Equally important would be prohibiting discriminatory, suspicionless dragnet sweeps recently permitted by the Supreme Court.
We would also do well to eliminate racial disparity in pre-trial detention. Black and Latino arrestees are far more likely than whites to be detained before trial. In Florida in 1989-90, blacks constituted 39% of felony marijuana cases but made up 58% of those detained before trial for that charge, according to a report by the Racial and Ethnic Bias Study Commission of the Florida Supreme Court. And, as any criminal lawyer knows, defendants who are incarcerated pre-trial are more likely to be convicted and to be sentenced to prison upon conviction.
Equal access to bail for all socio-economic classes requires that the amount of bail set be rationally tied to an individual defendant’s actual resources.
And speaking of resources, non-indigent defendants can often, in effect, buy their way out of prison time through an array of valid sentencing alternatives. Sentencing specialists to help design effective and individualized alternative sentences are commonly unavailable to indigent defendants. Alternative sentencing planning services should be provided in every public defender office, and funding should be authorized for sentencing specialists to assist appointed counsel.

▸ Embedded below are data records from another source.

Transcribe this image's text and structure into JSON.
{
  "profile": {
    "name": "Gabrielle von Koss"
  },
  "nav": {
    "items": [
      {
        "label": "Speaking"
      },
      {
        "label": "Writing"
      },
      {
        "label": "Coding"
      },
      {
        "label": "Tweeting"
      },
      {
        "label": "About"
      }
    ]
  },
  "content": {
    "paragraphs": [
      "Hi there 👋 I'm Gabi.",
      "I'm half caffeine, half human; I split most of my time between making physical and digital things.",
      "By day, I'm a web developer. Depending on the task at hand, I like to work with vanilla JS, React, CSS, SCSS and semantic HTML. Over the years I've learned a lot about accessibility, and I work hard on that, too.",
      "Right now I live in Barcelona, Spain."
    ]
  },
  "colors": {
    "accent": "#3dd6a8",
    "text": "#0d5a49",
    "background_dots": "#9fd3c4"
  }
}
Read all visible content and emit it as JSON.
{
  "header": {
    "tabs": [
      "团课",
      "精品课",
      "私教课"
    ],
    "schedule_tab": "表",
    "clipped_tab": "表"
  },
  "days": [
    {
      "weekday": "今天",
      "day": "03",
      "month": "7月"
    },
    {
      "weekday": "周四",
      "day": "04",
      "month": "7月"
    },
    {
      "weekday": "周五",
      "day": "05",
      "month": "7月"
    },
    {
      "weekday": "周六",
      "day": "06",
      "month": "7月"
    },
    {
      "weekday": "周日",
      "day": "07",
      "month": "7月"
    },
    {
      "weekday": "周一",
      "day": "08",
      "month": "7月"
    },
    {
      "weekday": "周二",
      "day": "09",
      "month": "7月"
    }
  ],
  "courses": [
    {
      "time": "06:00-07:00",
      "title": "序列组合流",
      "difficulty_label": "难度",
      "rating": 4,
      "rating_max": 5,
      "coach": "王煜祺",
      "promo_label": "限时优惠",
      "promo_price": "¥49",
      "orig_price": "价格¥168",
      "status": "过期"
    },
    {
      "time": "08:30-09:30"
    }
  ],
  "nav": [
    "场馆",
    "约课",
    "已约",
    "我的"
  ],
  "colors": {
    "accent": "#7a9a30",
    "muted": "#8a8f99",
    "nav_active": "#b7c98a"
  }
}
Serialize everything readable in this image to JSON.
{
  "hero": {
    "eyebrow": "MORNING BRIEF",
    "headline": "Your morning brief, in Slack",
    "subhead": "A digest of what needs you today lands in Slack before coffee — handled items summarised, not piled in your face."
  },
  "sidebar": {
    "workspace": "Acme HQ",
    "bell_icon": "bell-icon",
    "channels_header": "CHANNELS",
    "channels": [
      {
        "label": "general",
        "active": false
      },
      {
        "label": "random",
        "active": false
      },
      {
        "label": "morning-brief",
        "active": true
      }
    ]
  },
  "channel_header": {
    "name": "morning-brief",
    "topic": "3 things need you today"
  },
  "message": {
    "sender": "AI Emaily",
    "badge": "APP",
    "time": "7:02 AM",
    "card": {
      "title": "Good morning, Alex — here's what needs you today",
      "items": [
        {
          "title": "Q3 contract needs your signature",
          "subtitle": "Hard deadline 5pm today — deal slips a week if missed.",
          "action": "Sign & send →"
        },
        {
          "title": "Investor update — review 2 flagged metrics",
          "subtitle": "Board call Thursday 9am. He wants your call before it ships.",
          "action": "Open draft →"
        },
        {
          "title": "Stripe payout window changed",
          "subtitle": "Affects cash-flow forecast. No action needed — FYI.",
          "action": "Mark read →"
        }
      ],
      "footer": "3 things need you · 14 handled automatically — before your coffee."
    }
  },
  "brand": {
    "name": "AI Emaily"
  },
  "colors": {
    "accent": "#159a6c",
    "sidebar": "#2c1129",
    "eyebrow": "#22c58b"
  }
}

Until “equal justice for all” becomes a reality, the rage will continue and there will be more firestorms to come.